**Provided records:**
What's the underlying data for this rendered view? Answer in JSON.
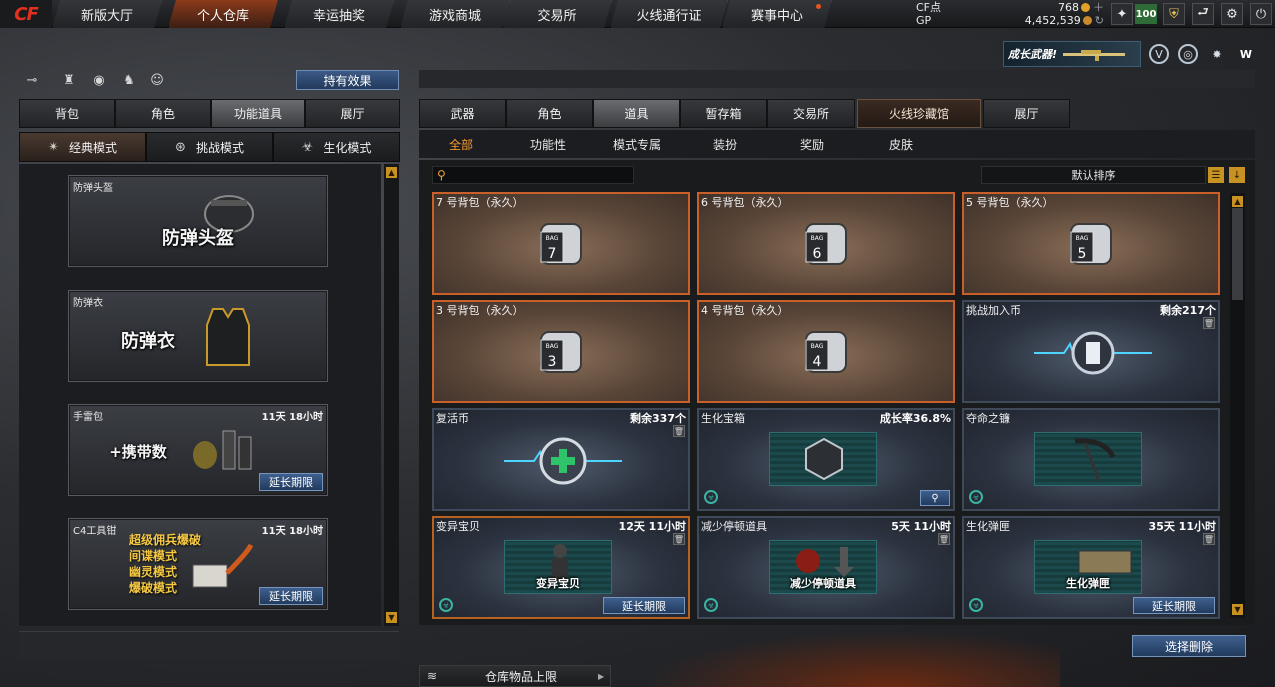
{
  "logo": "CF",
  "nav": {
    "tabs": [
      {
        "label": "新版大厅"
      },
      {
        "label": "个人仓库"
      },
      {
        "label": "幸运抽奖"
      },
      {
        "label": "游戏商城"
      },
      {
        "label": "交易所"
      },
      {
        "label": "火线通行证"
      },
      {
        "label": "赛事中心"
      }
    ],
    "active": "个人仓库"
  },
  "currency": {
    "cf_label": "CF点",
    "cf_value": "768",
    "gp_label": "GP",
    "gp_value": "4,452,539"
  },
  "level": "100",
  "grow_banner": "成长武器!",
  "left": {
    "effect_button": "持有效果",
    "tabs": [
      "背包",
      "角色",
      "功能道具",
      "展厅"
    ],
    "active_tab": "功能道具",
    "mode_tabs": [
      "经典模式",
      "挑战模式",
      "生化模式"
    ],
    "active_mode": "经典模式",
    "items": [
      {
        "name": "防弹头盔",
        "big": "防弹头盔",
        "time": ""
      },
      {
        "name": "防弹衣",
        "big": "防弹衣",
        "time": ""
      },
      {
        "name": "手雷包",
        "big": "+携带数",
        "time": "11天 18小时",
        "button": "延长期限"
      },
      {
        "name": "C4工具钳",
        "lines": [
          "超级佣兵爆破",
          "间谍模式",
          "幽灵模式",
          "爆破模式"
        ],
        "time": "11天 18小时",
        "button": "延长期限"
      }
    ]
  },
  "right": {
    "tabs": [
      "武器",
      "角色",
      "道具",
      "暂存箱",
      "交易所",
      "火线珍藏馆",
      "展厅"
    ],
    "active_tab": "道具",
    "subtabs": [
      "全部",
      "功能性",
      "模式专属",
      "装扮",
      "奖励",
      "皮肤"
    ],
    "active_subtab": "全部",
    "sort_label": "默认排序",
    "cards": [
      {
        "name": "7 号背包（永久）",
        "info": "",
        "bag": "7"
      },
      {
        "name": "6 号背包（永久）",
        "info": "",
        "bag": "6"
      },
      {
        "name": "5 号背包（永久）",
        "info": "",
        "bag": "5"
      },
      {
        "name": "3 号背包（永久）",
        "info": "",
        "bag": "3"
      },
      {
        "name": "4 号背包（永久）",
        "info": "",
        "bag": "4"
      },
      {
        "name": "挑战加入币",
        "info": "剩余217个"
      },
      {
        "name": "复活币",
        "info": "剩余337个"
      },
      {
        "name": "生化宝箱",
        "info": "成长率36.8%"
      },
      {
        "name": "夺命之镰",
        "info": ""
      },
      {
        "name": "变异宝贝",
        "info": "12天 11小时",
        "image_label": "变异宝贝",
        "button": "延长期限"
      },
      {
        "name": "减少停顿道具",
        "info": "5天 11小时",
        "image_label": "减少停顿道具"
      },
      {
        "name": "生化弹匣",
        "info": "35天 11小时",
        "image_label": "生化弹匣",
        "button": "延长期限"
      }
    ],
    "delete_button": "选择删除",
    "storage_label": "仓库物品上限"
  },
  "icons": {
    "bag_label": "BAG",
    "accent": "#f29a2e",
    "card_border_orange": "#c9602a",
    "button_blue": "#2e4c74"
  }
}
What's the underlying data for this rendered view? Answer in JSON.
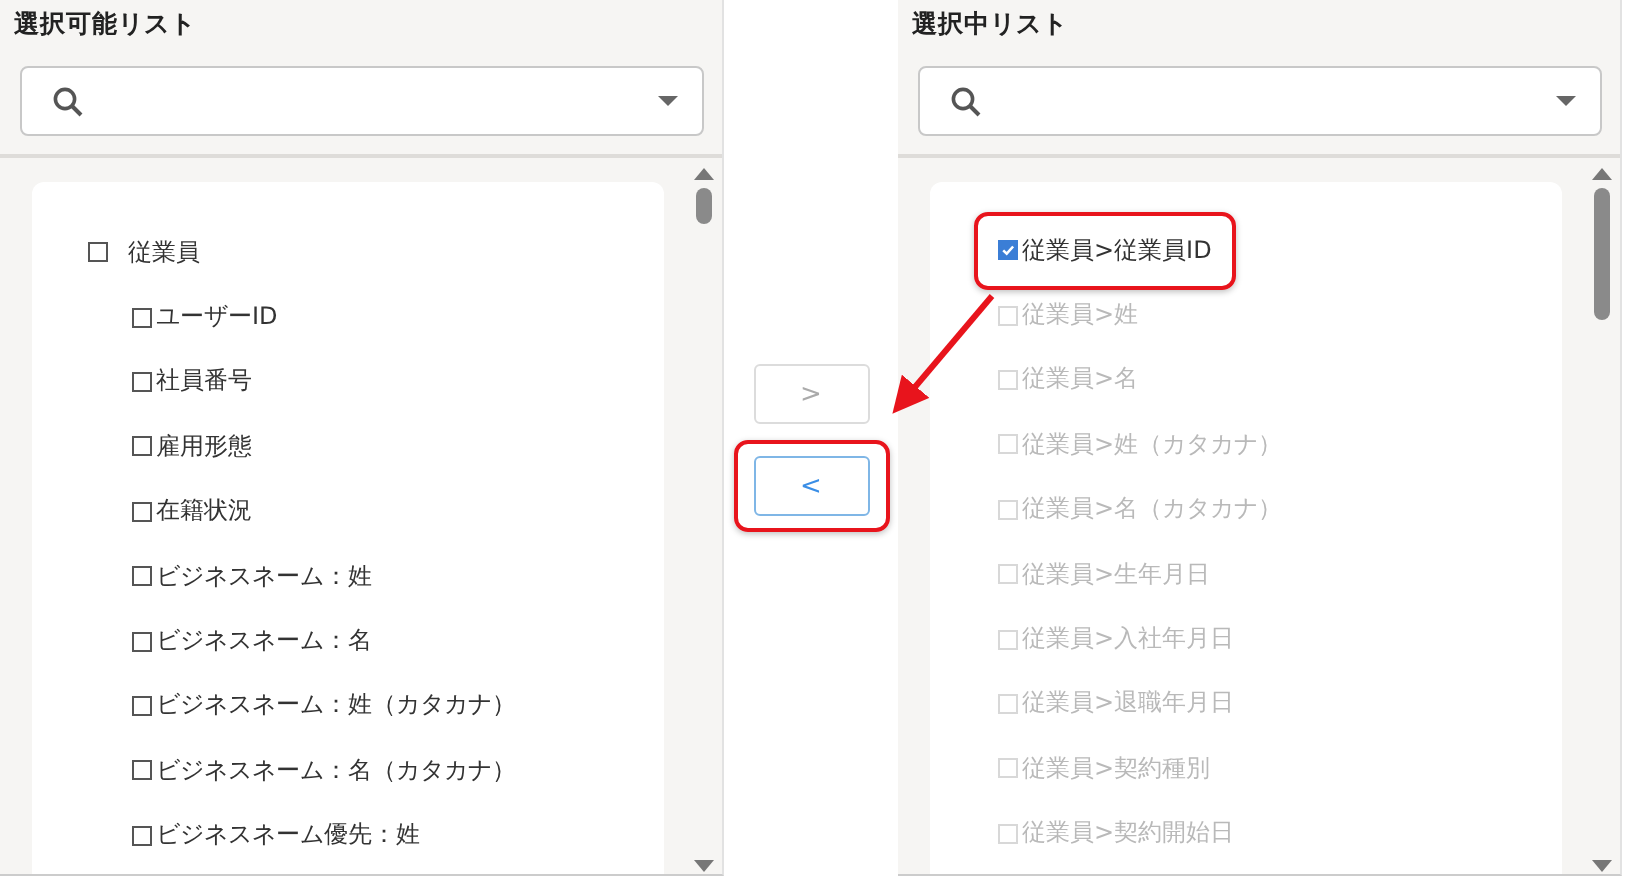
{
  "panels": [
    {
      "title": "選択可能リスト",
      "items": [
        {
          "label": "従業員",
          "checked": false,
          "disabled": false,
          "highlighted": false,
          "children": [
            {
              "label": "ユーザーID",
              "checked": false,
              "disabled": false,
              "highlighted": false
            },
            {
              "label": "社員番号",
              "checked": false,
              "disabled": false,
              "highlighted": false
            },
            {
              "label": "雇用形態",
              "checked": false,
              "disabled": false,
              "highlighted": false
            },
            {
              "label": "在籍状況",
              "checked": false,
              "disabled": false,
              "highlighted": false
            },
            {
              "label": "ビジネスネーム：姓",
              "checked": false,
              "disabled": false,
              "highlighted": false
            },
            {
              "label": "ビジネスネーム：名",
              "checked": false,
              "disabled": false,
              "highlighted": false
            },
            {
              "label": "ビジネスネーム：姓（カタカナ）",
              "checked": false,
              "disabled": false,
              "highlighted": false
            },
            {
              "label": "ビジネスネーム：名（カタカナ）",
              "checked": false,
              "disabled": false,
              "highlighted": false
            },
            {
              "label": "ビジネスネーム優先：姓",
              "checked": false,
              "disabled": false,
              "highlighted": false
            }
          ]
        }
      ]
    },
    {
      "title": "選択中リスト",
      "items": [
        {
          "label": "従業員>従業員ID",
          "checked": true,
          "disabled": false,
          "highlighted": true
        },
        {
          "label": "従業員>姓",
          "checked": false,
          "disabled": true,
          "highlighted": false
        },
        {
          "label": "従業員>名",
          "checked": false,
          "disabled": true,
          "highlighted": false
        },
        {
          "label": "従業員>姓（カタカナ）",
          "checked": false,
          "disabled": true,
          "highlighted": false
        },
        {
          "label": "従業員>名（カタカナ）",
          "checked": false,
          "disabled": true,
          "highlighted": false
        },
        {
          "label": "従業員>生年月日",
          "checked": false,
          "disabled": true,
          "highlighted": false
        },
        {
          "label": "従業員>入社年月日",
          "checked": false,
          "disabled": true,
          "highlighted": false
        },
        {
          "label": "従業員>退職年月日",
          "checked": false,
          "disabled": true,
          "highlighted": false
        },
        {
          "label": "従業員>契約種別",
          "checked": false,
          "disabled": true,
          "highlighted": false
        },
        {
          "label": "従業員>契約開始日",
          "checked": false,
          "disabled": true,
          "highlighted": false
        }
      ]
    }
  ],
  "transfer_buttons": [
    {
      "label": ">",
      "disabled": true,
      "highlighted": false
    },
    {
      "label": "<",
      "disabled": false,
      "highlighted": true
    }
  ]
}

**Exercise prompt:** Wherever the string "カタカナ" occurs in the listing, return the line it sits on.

**Exercise response:**
              "label": "ビジネスネーム：姓（カタカナ）",
              "label": "ビジネスネーム：名（カタカナ）",
          "label": "従業員>姓（カタカナ）",
          "label": "従業員>名（カタカナ）",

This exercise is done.